When planning camera moves, envision that a real cameraman is filming your action. He will sometimes follow a half-step behind the movement of a character or an object rather than run exactly parallel, especially if the action is swift. If you want to indicate such a camera movement offset, draw your storyboards appropriately with the main action slightly off center (see Figure 13). Another example is the idea of the psychic cameraman, who anticipates a destination by revealing the locale before a character gets there (see Figure 14).

Take advantage of the fact that you are creating a 3D film and use depth appropriately and creatively as you stage your shots and scenes. Flat compositions tend to be a bit boring. Use subtle or occasionally extreme angles to increase the feeling of dimensionality. But be careful of overusing extreme camera angles; doing so will make them lose their dramatic impact. Motions should not be restricted to left and right or up and down. Think of each image as a box where your objects and cameras can move in and out.

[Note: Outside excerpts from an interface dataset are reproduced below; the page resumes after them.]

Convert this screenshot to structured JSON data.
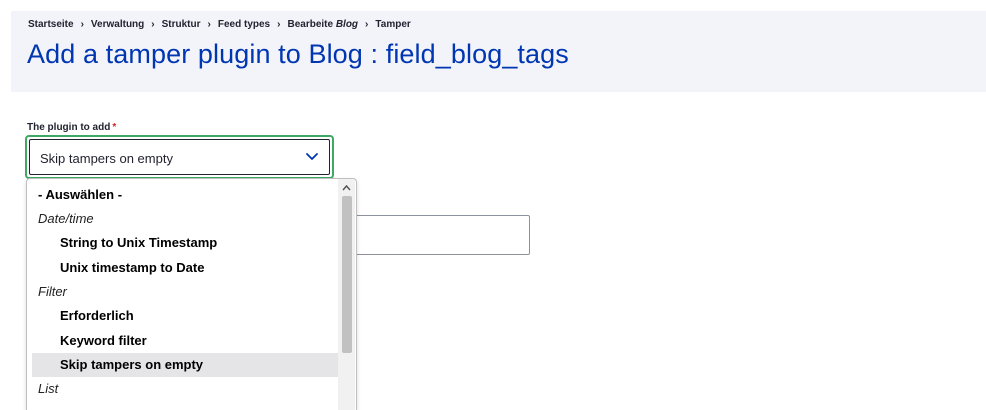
{
  "breadcrumb": {
    "items": [
      "Startseite",
      "Verwaltung",
      "Struktur",
      "Feed types"
    ],
    "edit_prefix": "Bearbeite",
    "edit_name": "Blog",
    "last": "Tamper",
    "separator": "›"
  },
  "page": {
    "title": "Add a tamper plugin to Blog : field_blog_tags"
  },
  "form": {
    "plugin_label": "The plugin to add",
    "required_mark": "*",
    "selected_value": "Skip tampers on empty"
  },
  "dropdown": {
    "default_option": "- Auswählen -",
    "groups": [
      {
        "label": "Date/time",
        "options": [
          "String to Unix Timestamp",
          "Unix timestamp to Date"
        ]
      },
      {
        "label": "Filter",
        "options": [
          "Erforderlich",
          "Keyword filter",
          "Skip tampers on empty"
        ]
      },
      {
        "label": "List",
        "options": []
      }
    ],
    "selected_option": "Skip tampers on empty"
  },
  "colors": {
    "title": "#0036b1",
    "header_bg": "#f3f4f9",
    "focus_ring": "#3fa865",
    "required": "#dc2323",
    "selected_bg": "#e5e5e7"
  },
  "icons": {
    "select_toggle": "chevron-down-icon",
    "scroll_up": "caret-up-icon"
  }
}
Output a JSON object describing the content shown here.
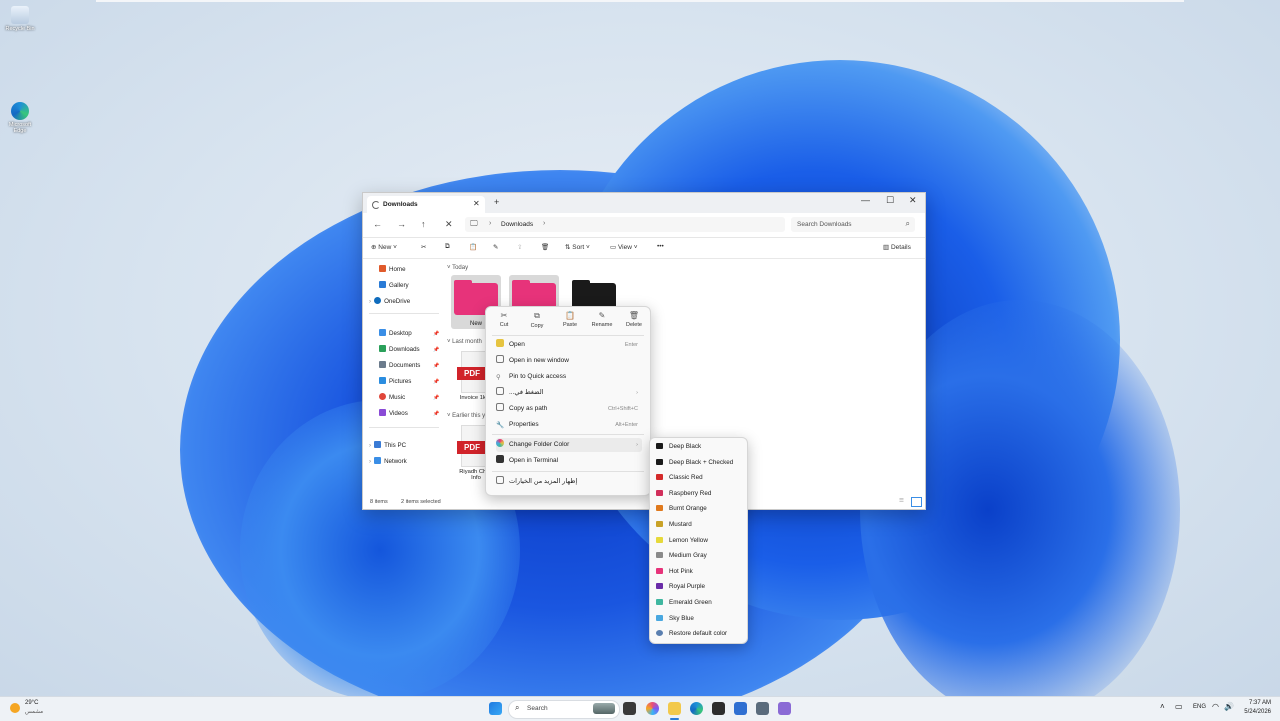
{
  "desktop": {
    "icons": [
      {
        "label": "Recycle Bin",
        "icon": "recycle-bin-icon"
      },
      {
        "label": "Microsoft Edge",
        "icon": "edge-icon"
      }
    ]
  },
  "explorer": {
    "tab_title": "Downloads",
    "breadcrumb": "Downloads",
    "search_placeholder": "Search Downloads",
    "commands": {
      "new": "New",
      "sort": "Sort",
      "view": "View",
      "details": "Details"
    },
    "sidebar": [
      {
        "label": "Home",
        "color": "#e05a2b"
      },
      {
        "label": "Gallery",
        "color": "#2a7bd6"
      },
      {
        "label": "OneDrive",
        "color": "#0f6cbd"
      },
      {
        "label": "Desktop",
        "color": "#3a8ee6"
      },
      {
        "label": "Downloads",
        "color": "#2aa05a"
      },
      {
        "label": "Documents",
        "color": "#6b7b8c"
      },
      {
        "label": "Pictures",
        "color": "#2a8de0"
      },
      {
        "label": "Music",
        "color": "#e0463a"
      },
      {
        "label": "Videos",
        "color": "#8a4bd6"
      },
      {
        "label": "This PC",
        "color": "#3a7bd5"
      },
      {
        "label": "Network",
        "color": "#3a8ee6"
      }
    ],
    "groups": {
      "today": "Today",
      "last_month": "Last month",
      "earlier": "Earlier this ye"
    },
    "files": {
      "folder1": "New",
      "invoice": "Invoice 1kg1",
      "riyadh_line1": "Riyadh Chan",
      "riyadh_line2": "Info",
      "pdf_band": "PDF"
    },
    "status": {
      "count": "8 items",
      "selected": "2 items selected"
    }
  },
  "context_menu": {
    "quick_actions": [
      "Cut",
      "Copy",
      "Paste",
      "Rename",
      "Delete"
    ],
    "items": [
      {
        "label": "Open",
        "shortcut": "Enter"
      },
      {
        "label": "Open in new window",
        "shortcut": ""
      },
      {
        "label": "Pin to Quick access",
        "shortcut": ""
      },
      {
        "label": "...الضغط في",
        "shortcut": ""
      },
      {
        "label": "Copy as path",
        "shortcut": "Ctrl+Shift+C"
      },
      {
        "label": "Properties",
        "shortcut": "Alt+Enter"
      },
      {
        "label": "Change Folder Color",
        "shortcut": ""
      },
      {
        "label": "Open in Terminal",
        "shortcut": ""
      },
      {
        "label": "إظهار المزيد من الخيارات",
        "shortcut": ""
      }
    ]
  },
  "color_submenu": [
    {
      "label": "Deep Black",
      "color": "#1a1a1a"
    },
    {
      "label": "Deep Black + Checked",
      "color": "#1a1a1a"
    },
    {
      "label": "Classic Red",
      "color": "#d42a2a"
    },
    {
      "label": "Raspberry Red",
      "color": "#d12f5b"
    },
    {
      "label": "Burnt Orange",
      "color": "#e07a1e"
    },
    {
      "label": "Mustard",
      "color": "#c9a227"
    },
    {
      "label": "Lemon Yellow",
      "color": "#e6d93a"
    },
    {
      "label": "Medium Gray",
      "color": "#8a8a8a"
    },
    {
      "label": "Hot Pink",
      "color": "#e7337a"
    },
    {
      "label": "Royal Purple",
      "color": "#6a2ca8"
    },
    {
      "label": "Emerald Green",
      "color": "#3fb7a0"
    },
    {
      "label": "Sky Blue",
      "color": "#4aa8e0"
    },
    {
      "label": "Restore default color",
      "color": "#5a7fb0"
    }
  ],
  "taskbar": {
    "weather_temp": "29°C",
    "weather_desc": "مشمس",
    "search_label": "Search",
    "language": "ENG",
    "time": "7:37 AM",
    "date": "5/24/2026"
  }
}
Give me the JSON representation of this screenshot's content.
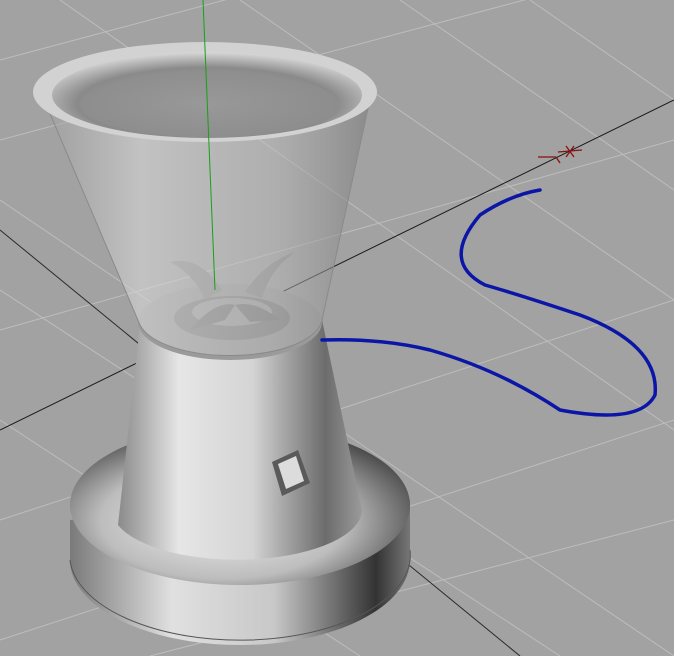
{
  "viewport": {
    "type": "3d-perspective-view",
    "background": "#a2a2a2",
    "grid_color": "#bdbdbd",
    "axis_line_color": "#1a1a1a",
    "vertical_axis_color": "#19a019",
    "cord_color": "#0b16a6",
    "marker_color": "#8a1010",
    "marker_icon": "light-target-icon",
    "objects": [
      "blender-jar",
      "blender-blade",
      "blender-base",
      "power-cord",
      "power-button"
    ]
  }
}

Also remember that you are creating an animated film in which exaggeration is often necessary, especially when it comes to visuals. Work the necessary amount of exaggeration into the characters and objects of your storyboard panels to convey the desired style and clarity.

Always think in terms of continuity. Each shot is part of a greater whole. Focus on the shot at hand, but think about how it relates to the rest of the scene, and in turn how that scene relates to the overall flow of your entire story. Remember that every action is a step along the pathway toward your storys ultimate conclusion.

To get a copy of the book, check out Inspired 3D Short Film Production by Jeremy Cantor and Pepe Valencia; series edited by Kyle Clark and Michael Ford: Premier Press, 2004. 470 pages with illustrations. ISBN 1-59200-117-3 ($59.99). Read more about the Inspired series and check back to VFXWorld frequently to read new excerpts.

Jeremy Cantor, animation supervisor at Sony Pictures Imageworks, has been working far too many hours a week as a character/creature animator and supervisor in the feature film industry for the past decade or so at both Imageworks and Tippett Studio in Berkeley, California. His film credits include Harry Potter, Evolution, Hollow Man, My Favorite Martian and Starship Troopers. For more information, go to

Pepe Valencia has been at Sony Pictures Imageworks since 1996. In addition to working as an animation supervisor on the feature film Peter Pan, his credits include Early Bloomer, Charlies Angels: Full Throttle, Stuart Little 2, Harry Potter and the Sorcerers Stone, Stuart Little, Hollow Man, Godzilla and Starship Troopers. For more information, go to his Webpage at